Based on our analysis of data on the location and capabilities of Indian and Chinese strategic forces and related military units, we conclude that this assessment of the balance of forces may be mistaken and a poor guide for Indian security and procurement policies. We recommend that instead of investing in new nuclear weapons platforms that our analysis suggests are not likely to be required to deter China, New Delhi should improve the survivability of its existing forces and fill the gap in global arms control leadership with an initiative on restraint and transparency.

An Iranian security guard walks past a gate of the Bushehr nuclear power plant in Iran in 2010 (AP Photo/Vahid Salemi).

AP Photo/Vahid Salemi

Paper - International Atomic Energy Agency

The Need for Creative and Effective Nuclear Security Vulnerability Assessment and Testing

| February 2020

Realistic, creative vulnerability assessment and testing are critical to finding and fixing nuclear security weaknesses and avoiding over-confidence.
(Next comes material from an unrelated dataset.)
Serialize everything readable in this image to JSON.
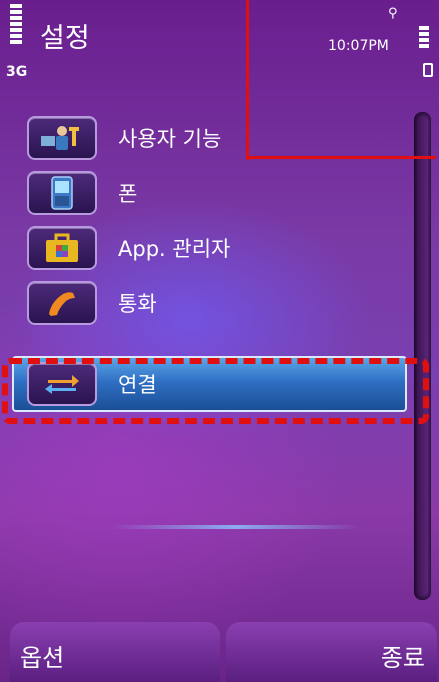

Both vulnerability assessment and realistic testing are needed to ensure that nuclear security systems are providing the level of protection required. Systems must be challenged by experts thinking like adversaries, trying to find ways to overcome them. Effective vulnerability assessment and realistic testing are more difficult in the case of insider threats, and special attention is needed. Organizations need to find ways to give people the mission and the incentives to find nuclear security weaknesses and suggest ways they might be fixed. With the right approaches and incentives in place, effective vulnerability assessment and testing can be a key part of achieving and sustaining high levels of nuclear security.

President Obama at the 2016 Nuclear Security Summit in Washington, D.C. (AP Photo/Jacquelyn Martin)

AP Photo/Jacquelyn Martin

Paper - International Atomic Energy Agency

Assessing Progress on Nuclear Security Action Plans

| February 2020

Participants at the final Nuclear Security Summit in 2016 agreed on “action plans” for initiatives they would support by five international organizations and groups—the International Atomic Energy Agency, the Global Initiative to Combat Nuclear Terrorism, INTERPOL, the United Nations, and the Global Partnership Against the Spread of Weapons and Materials of Destruction. These institutions were supposed to play key roles in bolstering ongoing nuclear security cooperation after the summit process ended. The action plans were modest documents, largely endorsing activities already underway, and there have been mixed results in implementing them. To date, these organizations have not filled any substantial part of the role once played by the nuclear security summits.